■ **WHAT YOU SHOULD DO**
In the records, find every line with the word "JSON" and copy it out.

------ MATERIAL FOR THE TASK

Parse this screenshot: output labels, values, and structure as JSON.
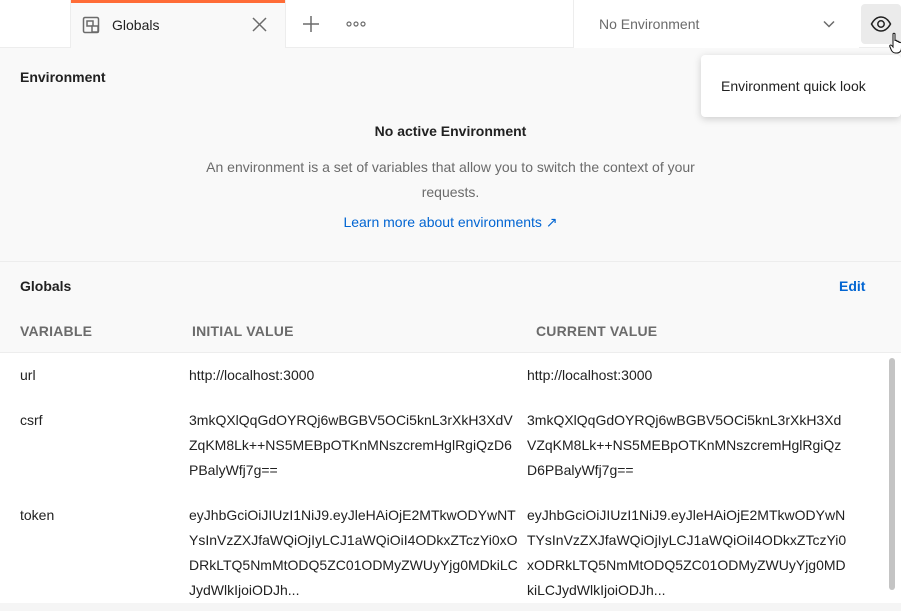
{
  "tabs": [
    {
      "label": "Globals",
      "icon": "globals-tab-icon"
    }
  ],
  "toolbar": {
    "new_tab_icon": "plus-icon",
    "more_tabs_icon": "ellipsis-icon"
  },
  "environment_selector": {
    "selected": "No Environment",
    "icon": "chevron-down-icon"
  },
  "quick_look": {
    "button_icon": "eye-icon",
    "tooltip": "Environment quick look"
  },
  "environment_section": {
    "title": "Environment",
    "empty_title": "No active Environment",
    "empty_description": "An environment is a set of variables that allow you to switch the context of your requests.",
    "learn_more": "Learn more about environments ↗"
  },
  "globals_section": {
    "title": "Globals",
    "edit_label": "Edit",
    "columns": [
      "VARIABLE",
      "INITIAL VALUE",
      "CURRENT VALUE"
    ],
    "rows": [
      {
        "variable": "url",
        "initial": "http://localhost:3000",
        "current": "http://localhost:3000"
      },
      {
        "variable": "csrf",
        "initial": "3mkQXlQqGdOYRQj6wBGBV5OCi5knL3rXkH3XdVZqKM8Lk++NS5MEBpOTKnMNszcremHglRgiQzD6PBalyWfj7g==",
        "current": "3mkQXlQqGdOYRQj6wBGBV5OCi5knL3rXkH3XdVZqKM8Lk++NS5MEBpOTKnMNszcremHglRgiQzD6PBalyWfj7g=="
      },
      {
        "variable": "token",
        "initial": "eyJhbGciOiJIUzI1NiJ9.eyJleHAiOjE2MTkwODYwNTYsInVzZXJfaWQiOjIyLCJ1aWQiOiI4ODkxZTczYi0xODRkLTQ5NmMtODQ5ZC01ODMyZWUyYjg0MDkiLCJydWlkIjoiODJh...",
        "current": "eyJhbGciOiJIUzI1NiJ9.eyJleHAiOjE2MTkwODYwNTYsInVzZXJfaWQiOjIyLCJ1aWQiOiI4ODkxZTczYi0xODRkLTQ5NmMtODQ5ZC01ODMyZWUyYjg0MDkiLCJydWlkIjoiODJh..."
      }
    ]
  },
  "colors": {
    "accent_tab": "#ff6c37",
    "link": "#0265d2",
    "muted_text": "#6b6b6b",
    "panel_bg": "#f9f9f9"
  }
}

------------
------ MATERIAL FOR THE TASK

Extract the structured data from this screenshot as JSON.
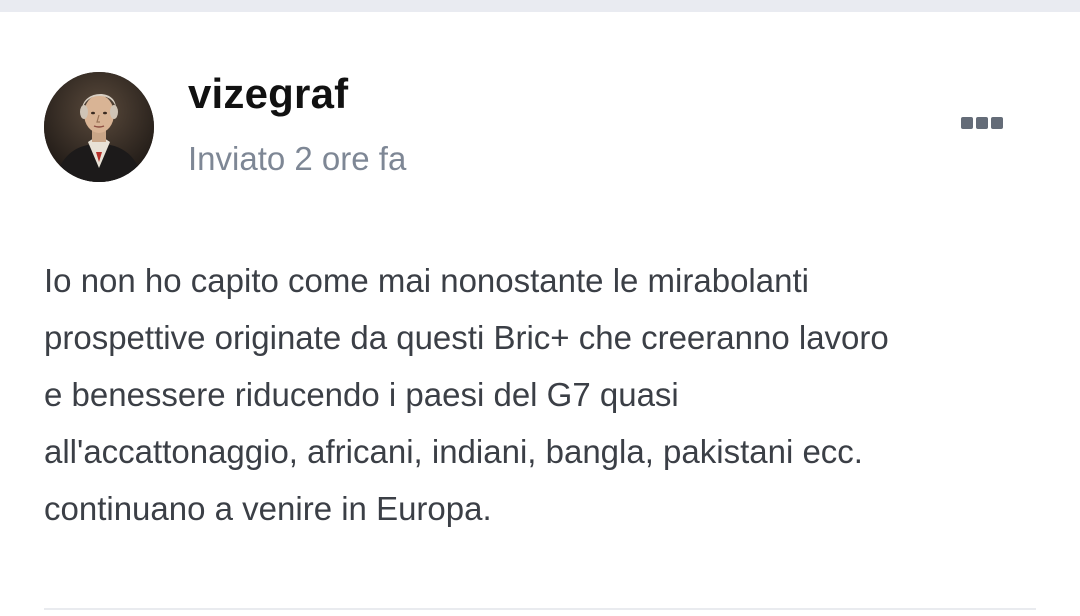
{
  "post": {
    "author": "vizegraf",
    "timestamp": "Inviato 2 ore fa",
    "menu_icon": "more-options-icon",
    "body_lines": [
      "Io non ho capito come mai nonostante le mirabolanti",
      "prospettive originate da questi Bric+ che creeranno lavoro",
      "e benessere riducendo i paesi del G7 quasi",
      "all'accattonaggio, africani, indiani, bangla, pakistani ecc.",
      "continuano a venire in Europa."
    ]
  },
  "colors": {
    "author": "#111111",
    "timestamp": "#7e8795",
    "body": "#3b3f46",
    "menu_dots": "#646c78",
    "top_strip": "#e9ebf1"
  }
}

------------

■ **SOLVED PROBLEM**
Parse this screenshot: output labels, values, and structure as JSON.
Extract the structured data from this screenshot as JSON.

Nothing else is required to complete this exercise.